How Do Individuals and Societies Resolve Those Ethical Disagreements?
At its simplest, ethics is a system of moral principles. They affect how people make decisions and lead their lives. Ethics is concerned with what is good for individuals and society and is also described as moral philosophy. The term is derived from the Greek word ethos which can mean custom, habit, character or disposition. If ethical theories are to be useful in practice, they need to affect the way human beings behave. Some philosophers think that ethics does do this. They argue that if a person realises that it would be morally good to do something then it would be irrational for that person not to do it.
Resolving ethical disagreements in scientific, technical, and engineering fields is harder or easier depending on the state of the objective information and the quality of the ethical reasoning brought to bear. Objective information includes verifiable factual information about physical phenomena under discussion, the causal processes at work in producing an effect or outcome, and the positive and negative effects of allowing the phenomena to occur or persist. The resources of ethical reasoning include clarity in defining the terms used in moral argument, common moral guidelines, debate through example and counter example, and logical probing of the coherence of arguments. Current controversies about such questions as the safety of introducing genetically modified organisms into nature, the safety of vaccines, the likelihood of H5N1 or some future strain of avian flu becoming contagious among humans and triggering a pandemic, or HIV treatments involve a mix of ethical and factual disagreements. Ending the factual disagreements does not guarantee resolution of all the ethical ones, because many ethical arguments do stem from differences of principle. However, working to develop factual knowledge sufficiently well proven to be accepted by many people with different ethical points of view would focus the ethical arguments differently.

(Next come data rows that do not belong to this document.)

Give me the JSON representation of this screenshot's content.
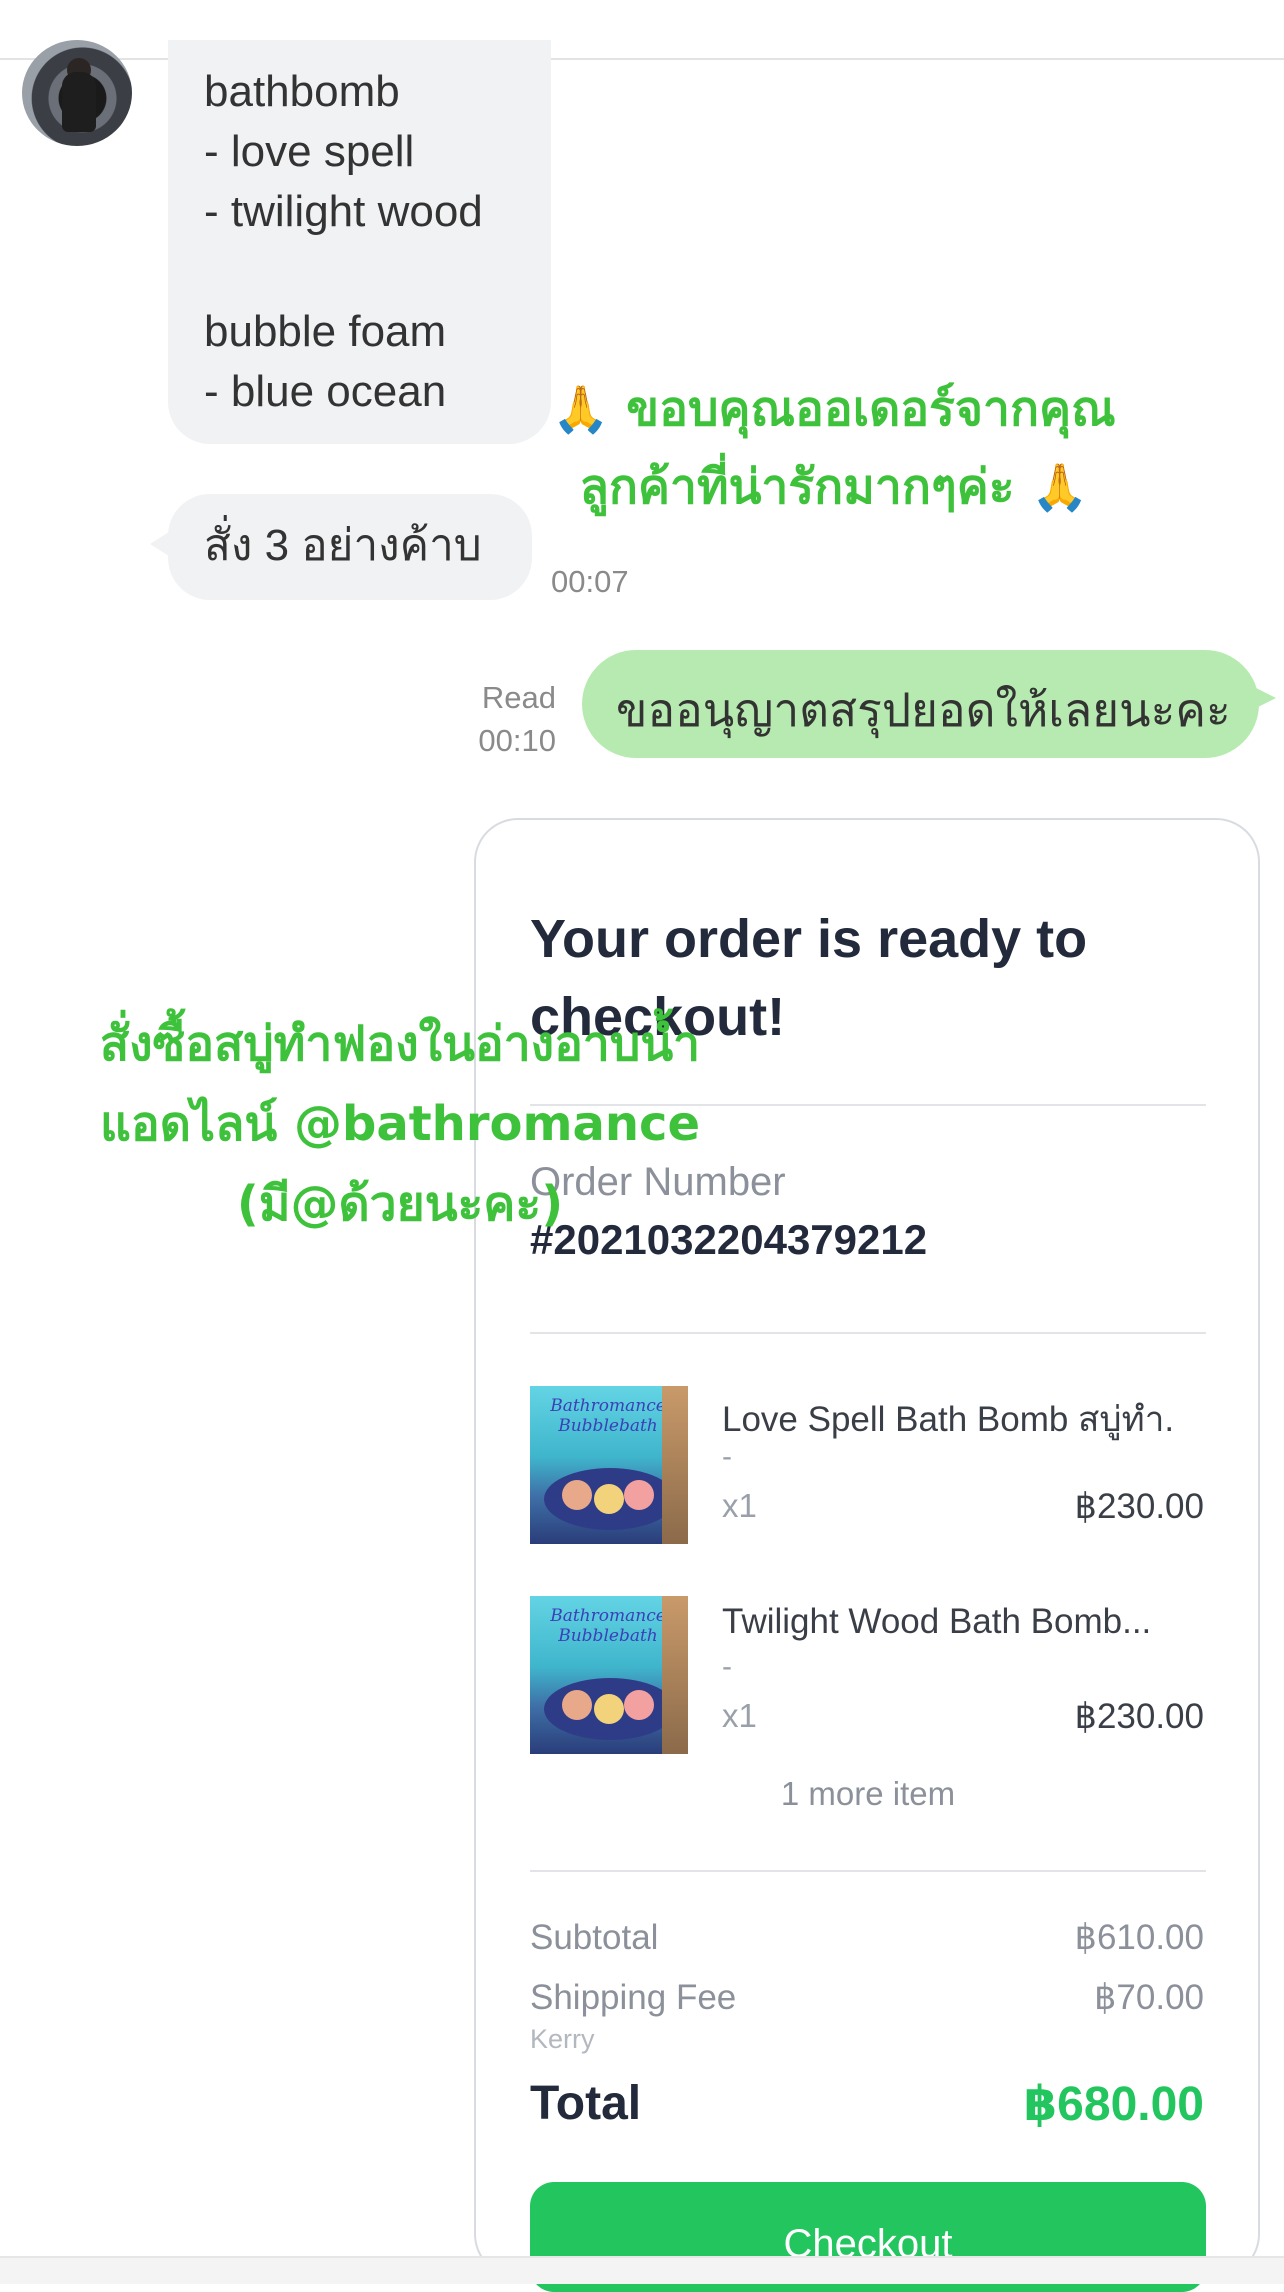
{
  "chat": {
    "incoming": {
      "message_1_text": "bathbomb\n- love spell\n- twilight wood\n\nbubble foam\n- blue ocean",
      "message_2_text": "สั่ง 3 อย่างค้าบ",
      "time": "00:07"
    },
    "outgoing": {
      "read_label": "Read",
      "time": "00:10",
      "message_text": "ขออนุญาตสรุปยอดให้เลยนะคะ"
    }
  },
  "overlay": {
    "thanks_line_1_emoji": "🙏",
    "thanks_line_1_text": " ขอบคุณออเดอร์จากคุณ",
    "thanks_line_2_text": "ลูกค้าที่น่ารักมากๆค่ะ ",
    "thanks_line_2_emoji": "🙏",
    "promo_line_1": "สั่งซื้อสบู่ทำฟองในอ่างอาบน้ำ",
    "promo_line_2": "แอดไลน์ @bathromance",
    "promo_line_3": "(มี@ด้วยนะคะ)"
  },
  "order": {
    "title": "Your order is ready to checkout!",
    "order_number_label": "Order Number",
    "order_number": "#2021032204379212",
    "items": [
      {
        "name": "Love Spell Bath Bomb สบู่ทำ.",
        "variant": "-",
        "qty": "x1",
        "price": "฿230.00",
        "image_brand": "Bathromance Bubblebath"
      },
      {
        "name": "Twilight Wood Bath Bomb...",
        "variant": "-",
        "qty": "x1",
        "price": "฿230.00",
        "image_brand": "Bathromance Bubblebath"
      }
    ],
    "more_items": "1 more item",
    "subtotal_label": "Subtotal",
    "subtotal_value": "฿610.00",
    "shipping_label": "Shipping Fee",
    "shipping_value": "฿70.00",
    "shipping_carrier": "Kerry",
    "total_label": "Total",
    "total_value": "฿680.00",
    "checkout_label": "Checkout"
  },
  "colors": {
    "outgoing_bubble": "#b7eab0",
    "incoming_bubble": "#f1f2f4",
    "accent_green": "#22c55e",
    "overlay_text": "#3ec13b"
  }
}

An example of ethical conflict often arise where there is involvement of clients privacy and dignity. Clients have unequal power and status and hence their relationships with the human services professionals may differ significantly. An ethical conflict gets created because the client may not wish his her information to get shared to the public by the human services officials (Reid & Schram, 2012). To address this ethical conflict I would address the issue in an anonymous way through sharing of information using false names in blogs to create awareness, so that the client does not get affected directly by the sharing of the information. Sharing of certain information can help save lives in the community. Also, I would try to respect the clients’ wishes because some issues can lead to unnecessary lawsuits because different people in the client’s lives may feel offended. I would also identify organizations or groups of people that would get affected by my decision. The confidentiality code of ethics helps support my claim because it is important to keep the clients information private. Breaking this code could lead to loss of clients and thus disgrace the organization. Confidentiality helps the organization serve more clients and also helps the organization grow big. Also confidentiality shows that the human services professionals respect the traditions and cultures of communities and safeguard their believes (Woodside & McMlam, 2014).

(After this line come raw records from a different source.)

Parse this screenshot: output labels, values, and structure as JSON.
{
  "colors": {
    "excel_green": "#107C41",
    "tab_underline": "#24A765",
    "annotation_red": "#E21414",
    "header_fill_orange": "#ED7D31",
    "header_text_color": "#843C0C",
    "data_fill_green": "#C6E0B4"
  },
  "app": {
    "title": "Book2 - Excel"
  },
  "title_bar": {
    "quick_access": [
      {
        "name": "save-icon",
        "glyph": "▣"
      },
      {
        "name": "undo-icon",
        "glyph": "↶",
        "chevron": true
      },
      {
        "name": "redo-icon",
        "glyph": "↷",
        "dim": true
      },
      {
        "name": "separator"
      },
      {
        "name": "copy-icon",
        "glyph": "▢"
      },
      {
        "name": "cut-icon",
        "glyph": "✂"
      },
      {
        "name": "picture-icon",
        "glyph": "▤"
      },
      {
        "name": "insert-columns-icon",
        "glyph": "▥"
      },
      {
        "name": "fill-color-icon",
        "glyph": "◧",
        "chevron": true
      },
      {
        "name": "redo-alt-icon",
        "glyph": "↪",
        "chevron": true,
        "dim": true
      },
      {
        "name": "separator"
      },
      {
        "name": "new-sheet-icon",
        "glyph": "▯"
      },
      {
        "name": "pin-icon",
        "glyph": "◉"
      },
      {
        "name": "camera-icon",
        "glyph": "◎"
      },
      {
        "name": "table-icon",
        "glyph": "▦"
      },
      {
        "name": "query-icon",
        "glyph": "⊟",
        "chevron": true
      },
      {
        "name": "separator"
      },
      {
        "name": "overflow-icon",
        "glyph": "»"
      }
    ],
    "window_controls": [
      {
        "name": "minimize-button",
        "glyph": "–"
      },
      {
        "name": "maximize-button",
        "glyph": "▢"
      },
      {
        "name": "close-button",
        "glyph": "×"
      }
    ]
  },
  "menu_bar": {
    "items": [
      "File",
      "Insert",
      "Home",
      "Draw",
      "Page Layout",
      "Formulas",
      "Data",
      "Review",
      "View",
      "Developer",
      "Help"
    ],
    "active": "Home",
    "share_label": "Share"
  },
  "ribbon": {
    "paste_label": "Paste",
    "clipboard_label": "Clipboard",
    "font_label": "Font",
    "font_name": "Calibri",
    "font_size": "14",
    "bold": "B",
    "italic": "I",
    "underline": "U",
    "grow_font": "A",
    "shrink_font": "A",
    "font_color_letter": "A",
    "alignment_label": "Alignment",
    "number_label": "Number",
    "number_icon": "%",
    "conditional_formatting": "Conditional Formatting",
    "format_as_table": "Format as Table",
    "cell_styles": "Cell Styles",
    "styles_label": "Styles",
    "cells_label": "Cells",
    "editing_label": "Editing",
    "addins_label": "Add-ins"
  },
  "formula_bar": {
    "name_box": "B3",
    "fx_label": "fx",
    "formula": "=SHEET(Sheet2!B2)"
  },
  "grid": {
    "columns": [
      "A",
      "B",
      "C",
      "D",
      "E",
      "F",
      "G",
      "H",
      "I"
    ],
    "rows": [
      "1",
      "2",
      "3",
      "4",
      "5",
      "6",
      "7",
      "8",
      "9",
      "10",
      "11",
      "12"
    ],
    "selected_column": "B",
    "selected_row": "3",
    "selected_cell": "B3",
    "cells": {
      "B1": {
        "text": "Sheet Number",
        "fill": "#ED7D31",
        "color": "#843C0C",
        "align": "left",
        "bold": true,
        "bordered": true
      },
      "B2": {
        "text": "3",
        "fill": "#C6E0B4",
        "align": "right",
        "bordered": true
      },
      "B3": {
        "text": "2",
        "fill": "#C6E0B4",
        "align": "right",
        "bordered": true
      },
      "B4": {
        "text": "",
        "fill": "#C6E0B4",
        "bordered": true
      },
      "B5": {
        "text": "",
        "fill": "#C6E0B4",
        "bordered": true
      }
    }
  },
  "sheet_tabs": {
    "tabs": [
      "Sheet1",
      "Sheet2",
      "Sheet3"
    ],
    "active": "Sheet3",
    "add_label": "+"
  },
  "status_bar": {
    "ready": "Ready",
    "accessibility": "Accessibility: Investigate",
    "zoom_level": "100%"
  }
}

As shown above, Moral realism now finds itself needing to answer questions about its veracity instead of posing them, and currently it seems to be struggling. This essay has shown that although the argument from moral disagreement is not necessarily valid in its most basic iterations, by narrowing the type of moral disagreement relevant to their argument, moral anti-realists can build up an extremely strong case against the existence of moral facts. The impetus is now with moral realists to defend their views, but, at least for the time being, we have very good reason to believe that the existence of moral disagreement does indeed give us good reason to believe that there are no moral facts.

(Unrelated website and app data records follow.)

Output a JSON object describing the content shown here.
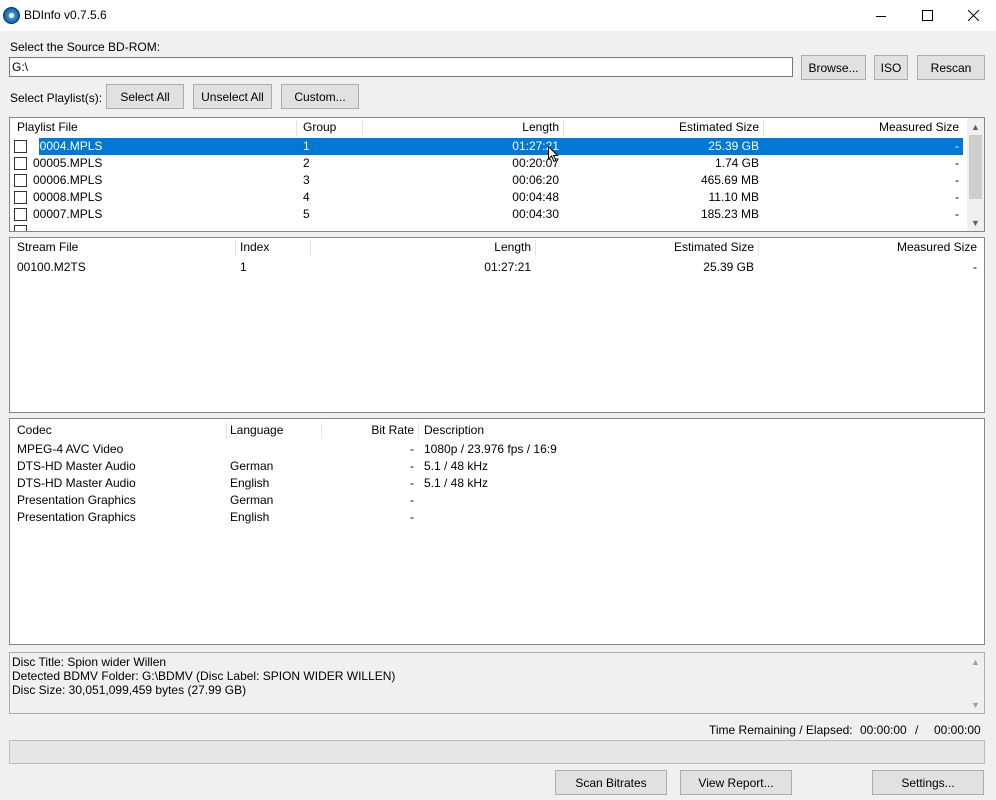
{
  "window": {
    "title": "BDInfo v0.7.5.6"
  },
  "source": {
    "label": "Select the Source BD-ROM:",
    "path": "G:\\"
  },
  "buttons": {
    "browse": "Browse...",
    "iso": "ISO",
    "rescan": "Rescan",
    "select_all": "Select All",
    "unselect_all": "Unselect All",
    "custom": "Custom...",
    "scan_bitrates": "Scan Bitrates",
    "view_report": "View Report...",
    "settings": "Settings..."
  },
  "playlist_label": "Select Playlist(s):",
  "playlists": {
    "columns": [
      "Playlist File",
      "Group",
      "Length",
      "Estimated Size",
      "Measured Size"
    ],
    "rows": [
      {
        "file": "00004.MPLS",
        "group": "1",
        "length": "01:27:21",
        "est": "25.39 GB",
        "meas": "-",
        "selected": true
      },
      {
        "file": "00005.MPLS",
        "group": "2",
        "length": "00:20:07",
        "est": "1.74 GB",
        "meas": "-"
      },
      {
        "file": "00006.MPLS",
        "group": "3",
        "length": "00:06:20",
        "est": "465.69 MB",
        "meas": "-"
      },
      {
        "file": "00008.MPLS",
        "group": "4",
        "length": "00:04:48",
        "est": "11.10 MB",
        "meas": "-"
      },
      {
        "file": "00007.MPLS",
        "group": "5",
        "length": "00:04:30",
        "est": "185.23 MB",
        "meas": "-"
      }
    ]
  },
  "streams": {
    "columns": [
      "Stream File",
      "Index",
      "Length",
      "Estimated Size",
      "Measured Size"
    ],
    "rows": [
      {
        "file": "00100.M2TS",
        "index": "1",
        "length": "01:27:21",
        "est": "25.39 GB",
        "meas": "-"
      }
    ]
  },
  "codecs": {
    "columns": [
      "Codec",
      "Language",
      "Bit Rate",
      "Description"
    ],
    "rows": [
      {
        "codec": "MPEG-4 AVC Video",
        "lang": "",
        "bitrate": "-",
        "desc": "1080p / 23.976 fps / 16:9"
      },
      {
        "codec": "DTS-HD Master Audio",
        "lang": "German",
        "bitrate": "-",
        "desc": "5.1 / 48 kHz"
      },
      {
        "codec": "DTS-HD Master Audio",
        "lang": "English",
        "bitrate": "-",
        "desc": "5.1 / 48 kHz"
      },
      {
        "codec": "Presentation Graphics",
        "lang": "German",
        "bitrate": "-",
        "desc": ""
      },
      {
        "codec": "Presentation Graphics",
        "lang": "English",
        "bitrate": "-",
        "desc": ""
      }
    ]
  },
  "info_lines": [
    "Disc Title: Spion wider Willen",
    "Detected BDMV Folder: G:\\BDMV (Disc Label: SPION WIDER WILLEN)",
    "Disc Size: 30,051,099,459 bytes (27.99 GB)"
  ],
  "time": {
    "label": "Time Remaining / Elapsed:",
    "remaining": "00:00:00",
    "sep": "/",
    "elapsed": "00:00:00"
  },
  "progress": {
    "fraction": 0.0
  },
  "colors": {
    "selection": "#0078d7",
    "button_bg": "#e1e1e1",
    "window_bg": "#f0f0f0"
  }
}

Reid Mandell, B., & Schram, B. (2012). An introduction to human services: Policy and practice (8th ed.). Boston, MA: Pearson Education.
Woodside, M., & McMlam, T. (2014). An introduction to the human services. New York: Sharpe Inc.